(Exercise instructions) The answer is every line in the data below that contains the word "avatar".

(Input data)
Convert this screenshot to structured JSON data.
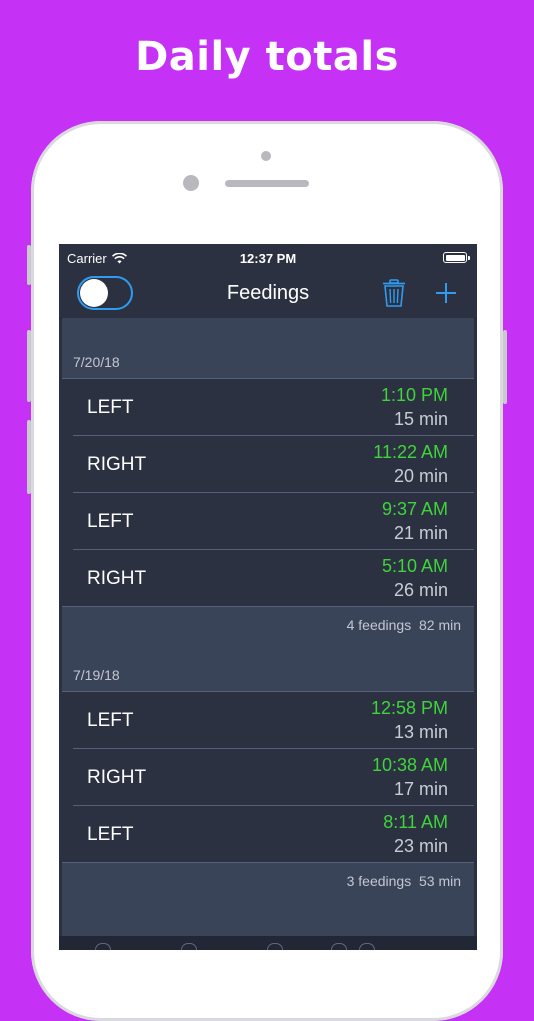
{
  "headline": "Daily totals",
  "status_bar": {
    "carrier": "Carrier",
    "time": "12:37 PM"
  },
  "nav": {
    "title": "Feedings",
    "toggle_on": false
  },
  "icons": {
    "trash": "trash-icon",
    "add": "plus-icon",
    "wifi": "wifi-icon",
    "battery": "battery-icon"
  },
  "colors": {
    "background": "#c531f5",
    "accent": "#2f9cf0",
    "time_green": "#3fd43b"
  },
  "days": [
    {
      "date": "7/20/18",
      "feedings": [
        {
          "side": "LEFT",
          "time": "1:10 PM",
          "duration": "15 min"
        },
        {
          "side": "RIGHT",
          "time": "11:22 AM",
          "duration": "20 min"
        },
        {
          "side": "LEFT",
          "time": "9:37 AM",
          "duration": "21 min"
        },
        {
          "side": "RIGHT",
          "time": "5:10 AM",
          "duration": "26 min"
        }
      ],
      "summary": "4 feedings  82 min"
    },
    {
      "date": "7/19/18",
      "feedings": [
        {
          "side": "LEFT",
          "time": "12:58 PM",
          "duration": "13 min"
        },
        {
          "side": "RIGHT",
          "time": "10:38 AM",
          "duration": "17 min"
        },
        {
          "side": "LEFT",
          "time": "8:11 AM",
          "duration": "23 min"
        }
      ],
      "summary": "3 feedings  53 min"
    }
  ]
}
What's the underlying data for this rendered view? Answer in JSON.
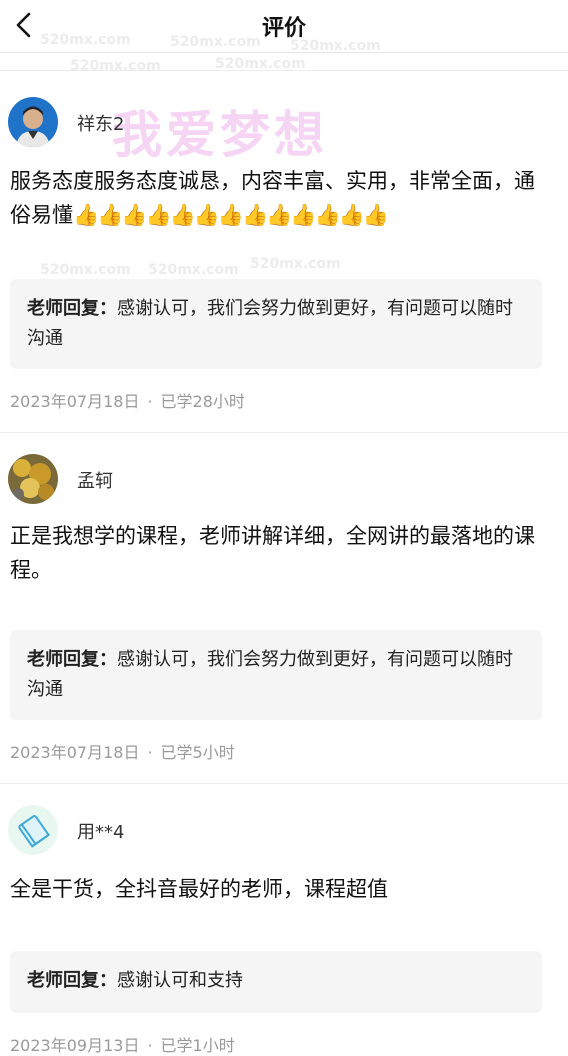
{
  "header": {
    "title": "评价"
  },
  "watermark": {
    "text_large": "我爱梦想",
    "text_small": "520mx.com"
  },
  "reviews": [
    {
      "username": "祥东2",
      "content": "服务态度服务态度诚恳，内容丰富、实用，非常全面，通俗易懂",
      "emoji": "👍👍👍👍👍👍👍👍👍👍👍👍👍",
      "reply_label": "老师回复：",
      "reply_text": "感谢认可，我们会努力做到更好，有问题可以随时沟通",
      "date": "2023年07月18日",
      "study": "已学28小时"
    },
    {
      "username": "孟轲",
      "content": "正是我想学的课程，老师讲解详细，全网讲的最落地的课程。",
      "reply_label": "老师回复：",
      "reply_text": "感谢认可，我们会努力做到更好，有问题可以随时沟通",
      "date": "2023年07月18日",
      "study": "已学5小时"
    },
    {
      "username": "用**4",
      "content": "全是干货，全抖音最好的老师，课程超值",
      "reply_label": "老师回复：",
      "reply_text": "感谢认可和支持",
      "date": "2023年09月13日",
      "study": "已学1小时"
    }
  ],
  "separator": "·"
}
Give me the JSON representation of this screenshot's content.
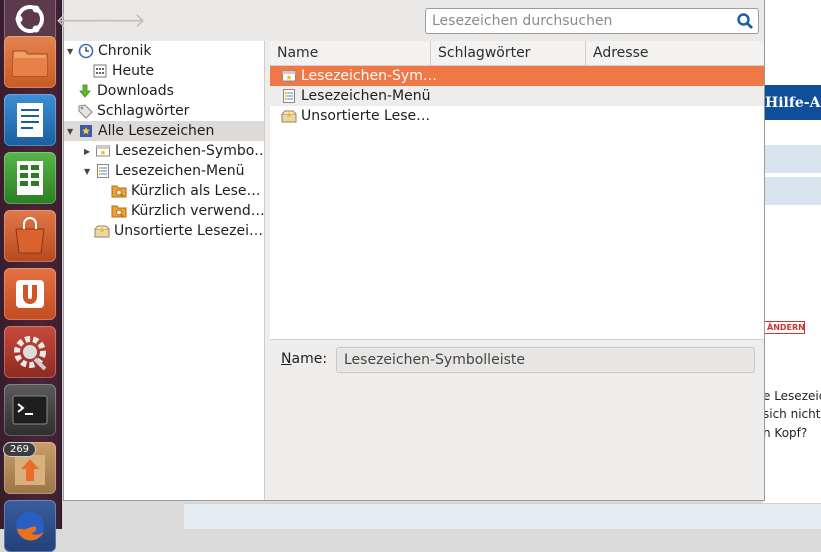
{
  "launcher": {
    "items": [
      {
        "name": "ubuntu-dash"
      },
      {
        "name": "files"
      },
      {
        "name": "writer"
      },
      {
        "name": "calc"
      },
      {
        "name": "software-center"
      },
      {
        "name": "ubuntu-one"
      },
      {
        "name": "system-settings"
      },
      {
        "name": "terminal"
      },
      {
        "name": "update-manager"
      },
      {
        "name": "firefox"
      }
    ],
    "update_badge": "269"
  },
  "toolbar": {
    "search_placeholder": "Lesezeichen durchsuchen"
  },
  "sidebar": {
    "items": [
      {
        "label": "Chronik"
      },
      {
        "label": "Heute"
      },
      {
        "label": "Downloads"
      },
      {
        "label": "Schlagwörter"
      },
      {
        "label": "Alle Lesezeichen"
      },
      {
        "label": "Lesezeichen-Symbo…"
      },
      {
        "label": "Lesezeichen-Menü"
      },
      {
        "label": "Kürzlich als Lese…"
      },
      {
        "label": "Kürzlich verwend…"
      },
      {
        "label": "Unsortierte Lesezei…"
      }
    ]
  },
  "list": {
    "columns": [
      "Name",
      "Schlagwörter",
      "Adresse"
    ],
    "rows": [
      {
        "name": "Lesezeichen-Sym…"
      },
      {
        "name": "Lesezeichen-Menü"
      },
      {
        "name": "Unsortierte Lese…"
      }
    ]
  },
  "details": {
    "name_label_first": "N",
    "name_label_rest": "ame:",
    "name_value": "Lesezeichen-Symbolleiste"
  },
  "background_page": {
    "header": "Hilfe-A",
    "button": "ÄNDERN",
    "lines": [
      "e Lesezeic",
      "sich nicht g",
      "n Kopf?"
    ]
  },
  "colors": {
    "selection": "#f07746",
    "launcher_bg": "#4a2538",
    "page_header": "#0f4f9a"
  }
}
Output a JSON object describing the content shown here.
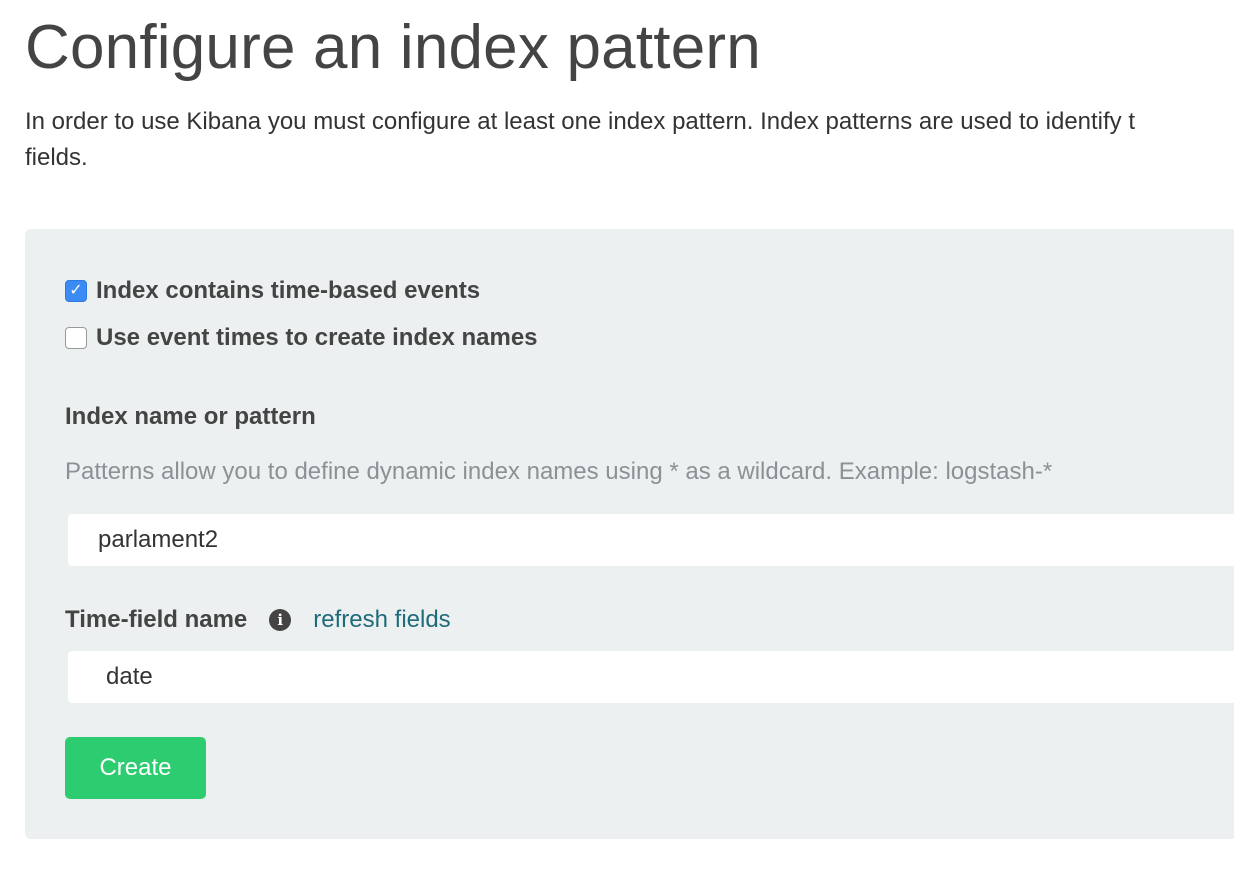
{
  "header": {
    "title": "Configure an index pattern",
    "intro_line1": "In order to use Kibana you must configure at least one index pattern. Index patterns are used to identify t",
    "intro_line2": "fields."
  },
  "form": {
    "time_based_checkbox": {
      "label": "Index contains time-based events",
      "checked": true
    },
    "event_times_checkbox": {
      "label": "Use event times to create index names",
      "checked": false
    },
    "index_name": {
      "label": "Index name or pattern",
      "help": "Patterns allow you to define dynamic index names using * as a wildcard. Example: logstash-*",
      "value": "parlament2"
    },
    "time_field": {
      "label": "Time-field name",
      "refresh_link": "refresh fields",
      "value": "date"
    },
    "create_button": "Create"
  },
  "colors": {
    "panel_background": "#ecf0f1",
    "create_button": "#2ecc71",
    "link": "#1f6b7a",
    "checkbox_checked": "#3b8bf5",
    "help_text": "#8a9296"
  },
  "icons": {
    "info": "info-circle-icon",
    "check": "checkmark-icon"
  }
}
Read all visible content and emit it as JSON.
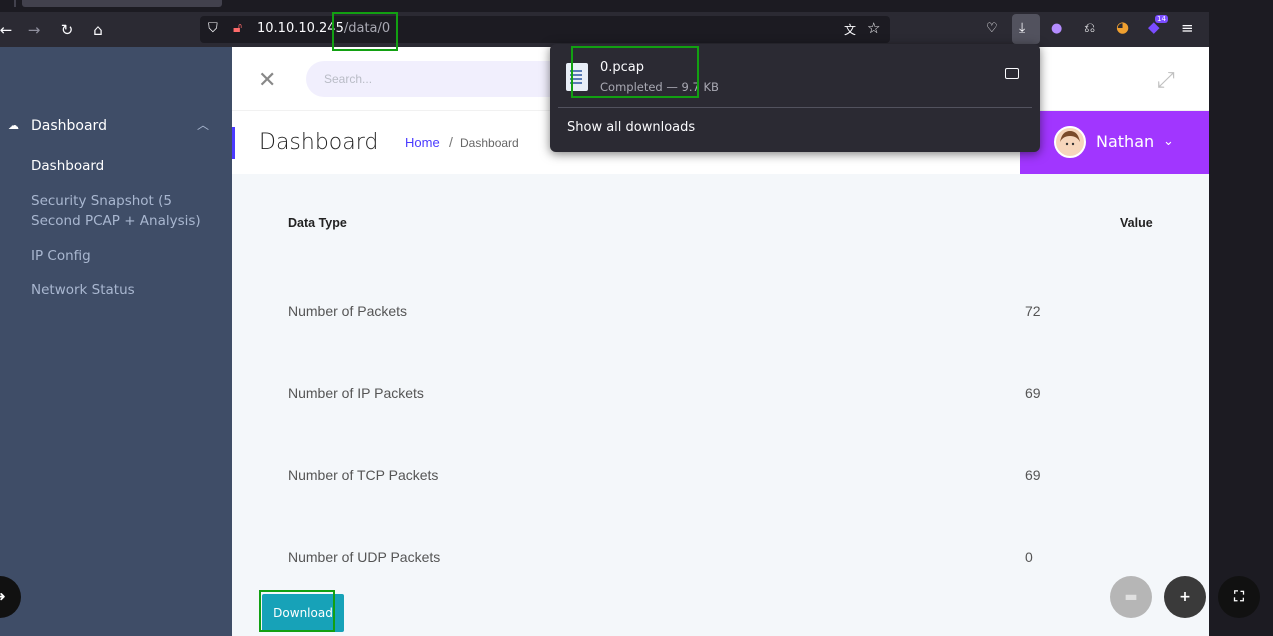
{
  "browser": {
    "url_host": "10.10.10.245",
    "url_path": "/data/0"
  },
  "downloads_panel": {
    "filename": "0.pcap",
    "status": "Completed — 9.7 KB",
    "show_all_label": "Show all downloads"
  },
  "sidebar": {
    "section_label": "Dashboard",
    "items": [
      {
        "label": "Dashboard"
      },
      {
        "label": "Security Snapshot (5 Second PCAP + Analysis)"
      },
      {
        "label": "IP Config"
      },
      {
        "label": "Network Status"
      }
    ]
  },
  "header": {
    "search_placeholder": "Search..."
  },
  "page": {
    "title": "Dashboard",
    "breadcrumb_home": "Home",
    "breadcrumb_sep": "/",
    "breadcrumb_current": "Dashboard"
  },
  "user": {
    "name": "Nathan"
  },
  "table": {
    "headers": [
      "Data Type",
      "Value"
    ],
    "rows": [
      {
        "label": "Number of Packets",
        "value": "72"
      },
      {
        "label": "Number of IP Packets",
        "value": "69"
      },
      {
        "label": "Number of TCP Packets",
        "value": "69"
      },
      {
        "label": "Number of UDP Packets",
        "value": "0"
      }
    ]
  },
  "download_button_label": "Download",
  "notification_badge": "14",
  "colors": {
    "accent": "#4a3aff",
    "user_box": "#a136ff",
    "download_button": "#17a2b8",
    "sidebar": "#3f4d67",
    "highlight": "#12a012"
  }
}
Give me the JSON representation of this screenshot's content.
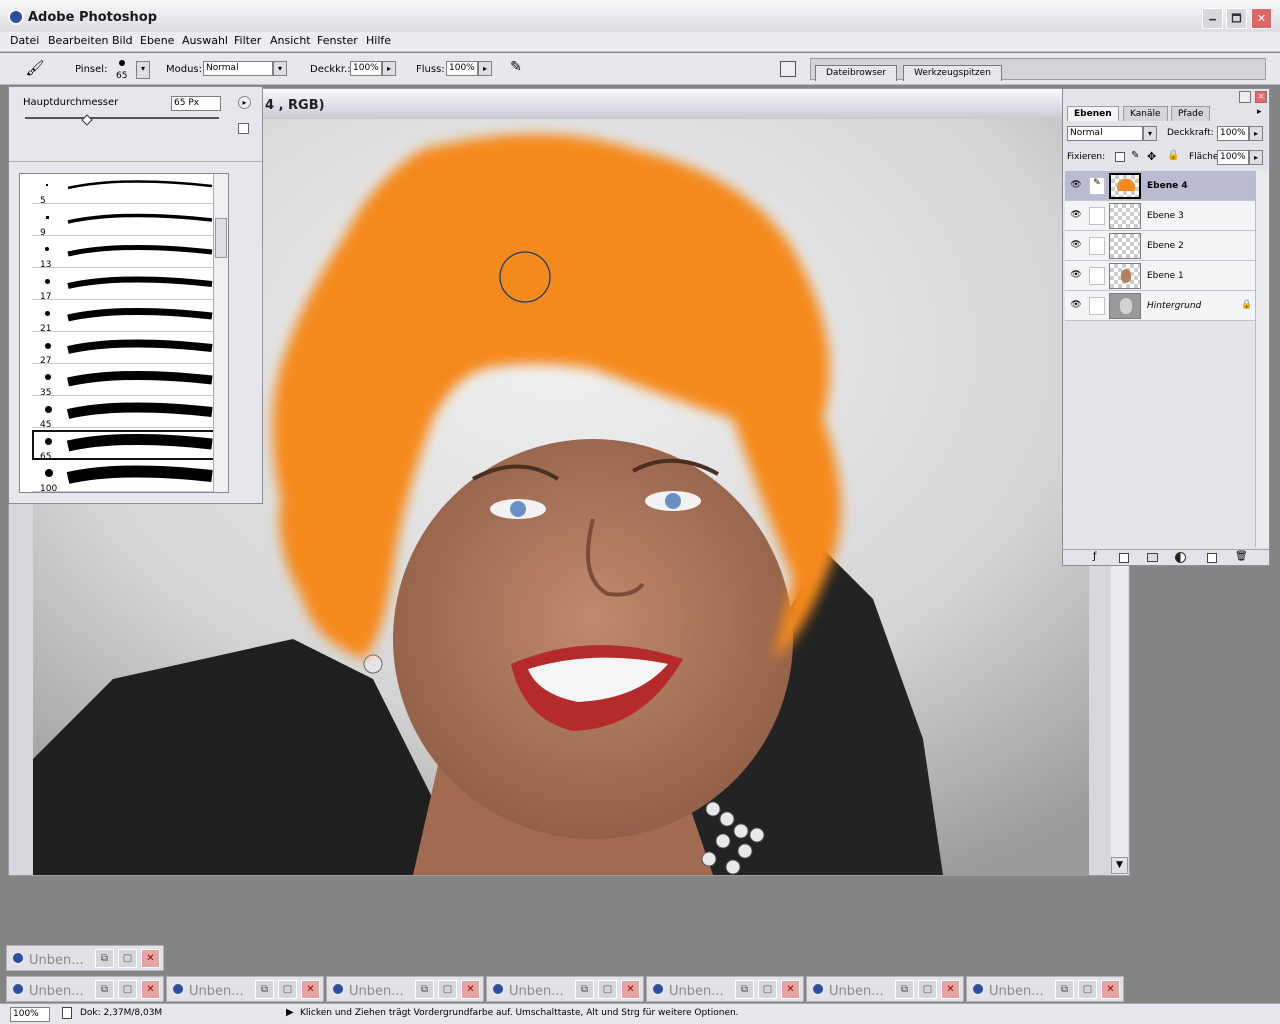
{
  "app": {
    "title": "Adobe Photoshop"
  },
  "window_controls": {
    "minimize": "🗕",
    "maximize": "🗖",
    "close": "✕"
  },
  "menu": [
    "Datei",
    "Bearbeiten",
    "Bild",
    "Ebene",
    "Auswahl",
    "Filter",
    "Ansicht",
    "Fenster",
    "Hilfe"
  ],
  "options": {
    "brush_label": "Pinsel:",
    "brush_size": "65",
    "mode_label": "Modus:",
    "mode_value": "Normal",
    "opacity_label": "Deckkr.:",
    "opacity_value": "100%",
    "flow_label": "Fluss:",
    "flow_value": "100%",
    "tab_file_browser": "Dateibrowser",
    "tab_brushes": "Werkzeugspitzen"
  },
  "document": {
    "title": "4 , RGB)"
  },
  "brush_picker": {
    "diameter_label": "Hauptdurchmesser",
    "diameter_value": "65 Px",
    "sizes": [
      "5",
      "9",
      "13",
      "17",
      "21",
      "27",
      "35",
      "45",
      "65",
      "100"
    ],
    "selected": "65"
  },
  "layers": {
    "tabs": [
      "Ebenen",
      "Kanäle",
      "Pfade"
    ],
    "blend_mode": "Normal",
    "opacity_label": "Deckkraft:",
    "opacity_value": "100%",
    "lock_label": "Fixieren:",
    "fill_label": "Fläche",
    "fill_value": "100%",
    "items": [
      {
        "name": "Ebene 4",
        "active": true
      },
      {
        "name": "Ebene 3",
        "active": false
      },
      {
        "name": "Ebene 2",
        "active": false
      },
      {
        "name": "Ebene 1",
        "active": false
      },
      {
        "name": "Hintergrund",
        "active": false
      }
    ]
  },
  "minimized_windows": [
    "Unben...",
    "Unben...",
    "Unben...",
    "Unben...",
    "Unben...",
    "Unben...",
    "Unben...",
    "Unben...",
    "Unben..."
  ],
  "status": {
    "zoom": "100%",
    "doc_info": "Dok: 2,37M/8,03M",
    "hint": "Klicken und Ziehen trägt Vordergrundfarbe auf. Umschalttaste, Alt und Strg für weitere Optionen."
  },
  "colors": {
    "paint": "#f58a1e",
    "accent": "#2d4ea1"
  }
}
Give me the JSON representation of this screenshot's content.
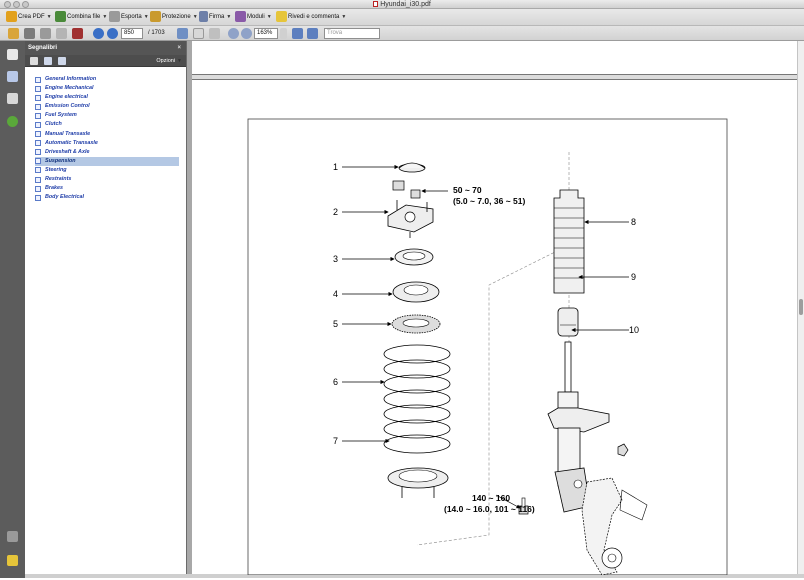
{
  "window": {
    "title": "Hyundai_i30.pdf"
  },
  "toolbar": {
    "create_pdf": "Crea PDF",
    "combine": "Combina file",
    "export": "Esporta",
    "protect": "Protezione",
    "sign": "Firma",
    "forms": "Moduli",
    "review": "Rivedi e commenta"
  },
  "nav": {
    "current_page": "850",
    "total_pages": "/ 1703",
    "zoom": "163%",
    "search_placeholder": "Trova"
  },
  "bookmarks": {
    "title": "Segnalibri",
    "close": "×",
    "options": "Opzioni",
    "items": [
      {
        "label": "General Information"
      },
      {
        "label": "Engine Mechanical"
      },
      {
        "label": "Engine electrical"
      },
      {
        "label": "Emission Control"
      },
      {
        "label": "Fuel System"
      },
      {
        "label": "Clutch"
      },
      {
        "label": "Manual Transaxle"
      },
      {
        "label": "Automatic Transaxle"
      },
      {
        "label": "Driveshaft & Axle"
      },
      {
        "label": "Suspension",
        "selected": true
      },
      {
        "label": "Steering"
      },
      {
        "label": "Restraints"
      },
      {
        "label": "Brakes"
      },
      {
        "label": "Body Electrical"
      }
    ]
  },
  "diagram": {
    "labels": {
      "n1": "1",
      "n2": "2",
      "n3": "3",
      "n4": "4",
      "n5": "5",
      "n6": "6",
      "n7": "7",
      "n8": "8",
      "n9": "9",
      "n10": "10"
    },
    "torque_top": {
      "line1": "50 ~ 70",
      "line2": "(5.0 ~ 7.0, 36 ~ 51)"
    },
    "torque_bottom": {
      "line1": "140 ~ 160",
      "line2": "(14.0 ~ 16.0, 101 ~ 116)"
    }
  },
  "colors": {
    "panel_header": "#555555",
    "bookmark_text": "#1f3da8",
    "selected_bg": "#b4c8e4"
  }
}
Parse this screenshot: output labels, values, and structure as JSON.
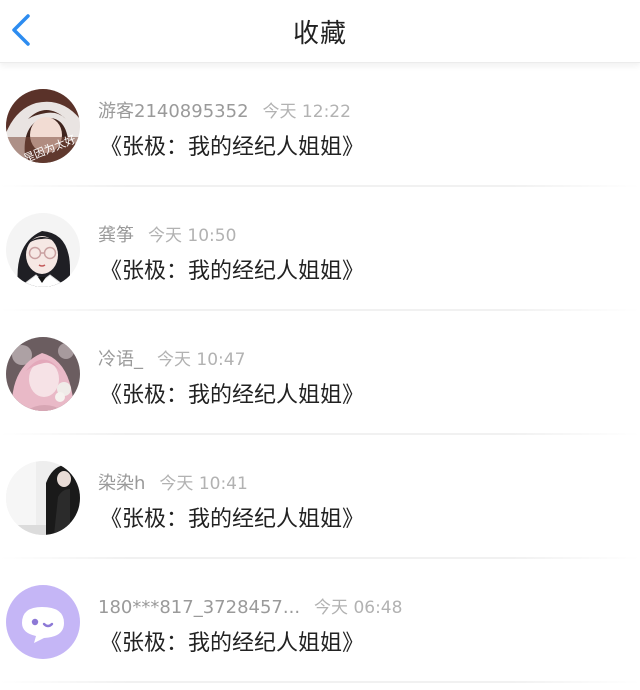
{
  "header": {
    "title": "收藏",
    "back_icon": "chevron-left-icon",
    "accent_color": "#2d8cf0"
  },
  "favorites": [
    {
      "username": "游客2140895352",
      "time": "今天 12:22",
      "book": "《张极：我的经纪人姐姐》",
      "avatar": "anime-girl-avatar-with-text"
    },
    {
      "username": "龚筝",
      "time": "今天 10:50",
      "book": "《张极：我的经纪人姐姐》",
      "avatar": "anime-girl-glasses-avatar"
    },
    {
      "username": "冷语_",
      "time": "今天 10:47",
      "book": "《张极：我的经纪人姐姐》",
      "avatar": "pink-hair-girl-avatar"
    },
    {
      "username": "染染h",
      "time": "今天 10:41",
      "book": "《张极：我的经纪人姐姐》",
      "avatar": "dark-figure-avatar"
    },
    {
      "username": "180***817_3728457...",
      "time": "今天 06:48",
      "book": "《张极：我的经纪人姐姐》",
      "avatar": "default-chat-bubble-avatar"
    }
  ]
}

(Solution for this exercise)
      "avatar": "anime-girl-avatar-with-text"
      "avatar": "anime-girl-glasses-avatar"
      "avatar": "pink-hair-girl-avatar"
      "avatar": "dark-figure-avatar"
      "avatar": "default-chat-bubble-avatar"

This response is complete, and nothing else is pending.